What started as a hobby for a young Soweto tourist has turned into a bicycle touring agency that offers free riding lessons to locals looking to learn and improve their pedaling skills.
But there’s a catch, locals have to donate books to ‘Book Ibhoni’ before they’re allowed to saddle around West Orlando, from house number 7189 on Vilakazi Street, a stone’s throw from the well-known tourist attraction, Mandela House.
Since 2015, Mpumelelo Mthintwa, the marketing director of Book Ibhoni, which loosely translates to “reserve a bike”, has donated dozens of books collected from his customers to various community libraries to support the #FeesMustFall movement, which advocates a free premium quality. education.
Mthintwa says the Book Ibhoni initiative gave birth to the free bike lessons after the Johannesburg Development Agency (JDA) gifted him bikes to help support the idea of teaching community members how to ride. biking.
The donation came shortly after the JDA extended bike lanes in Soweto from Orlando and Noordgesig on the western outskirts to Bara and Maponya Mall in the central southeast.
The free bike lesson program began in 2021 when Mthintwa began teaching pupils from three different schools in the nearby town of Pimville how to ride a bike.
“We had people coming from Pretoria just because they heard about the lessons on the city’s Twitter page, Facebook account and on our social media platforms. Our social media page plays an important role in the business because that’s how we’ve grown so much,” he explains.
Book Ibhoni offers free cycling lessons for children and adults who want to learn to ride a bike as a means of transportation or as a hobby. The company uses effective and safe methods to get individuals to master cycling in no time.
Classes are held at the Klipspruit Sports Center every Saturday from 10 a.m. to 12 p.m. Participants are equipped with a bicycle and a helmet; those who have theirs are encouraged to bring them. There are plenty of on-sight bike trainers or instructors, and there is no need to fill out any documentation or pay a fee to join.

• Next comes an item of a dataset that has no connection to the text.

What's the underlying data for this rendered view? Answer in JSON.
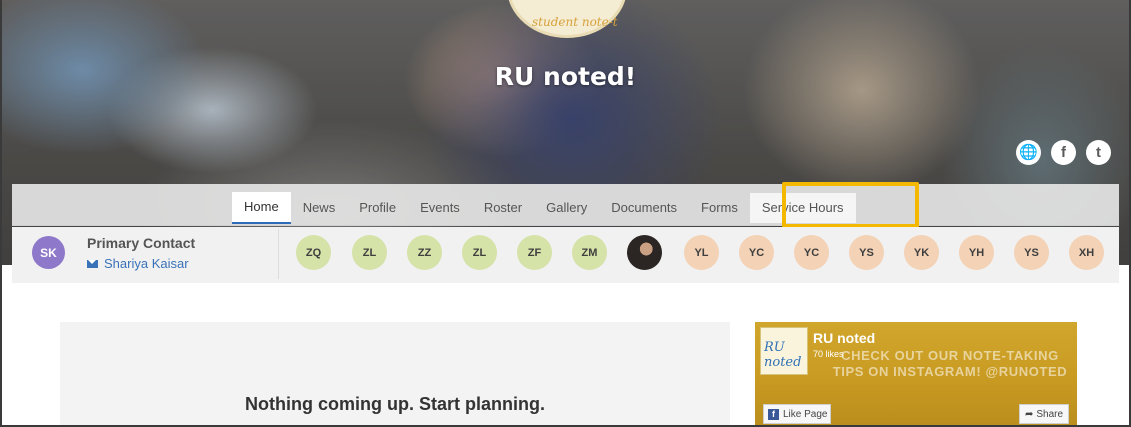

Mthintwa says it takes an average of 45 minutes to learn to ride a bike, but for some it takes a maximum of two days. Lessons include balance, paddling and learning the rules of the road and all the intricacies of navigating the two-wheeled saddle.
“We created our business model to fit all types of people. For example, if we teach you how to ride a bike for free, we will sell you a bike from Book Ibhoni once you know how to ride a bike,” says Tinyiko Nkuna, Sales Manager at Book Ibhoni.
Nkuna says Book Ibhoni aspires to change stereotypes that cycling is an elite sport.
“Cycling as a sport does not belong to a certain racial group, people of status or a specific demographic group, it is a sport that should be practiced by different people from different communities, regardless of their origin. “, he adds.
With South Africa considered one of the 30 most obese countries in the world, Nkuna says Book Ibhoni is also focused on encouraging participants to adopt healthy lifestyles through cycling.
“As the country faces high unemployment, we use bicycles to earn a living. We want to share information with the next generation, but it starts with you knowing how to ride a bike,” he adds.
Residents interested in learning to ride a bike or wanting more information about the free bike lesson program should visit its Facebook and Instagram pages @Sowetobicyclenetwork or WhatsApp 061 371 9013; you can also email [email protected]
Written by Gontse ‘GeE’ Hlophe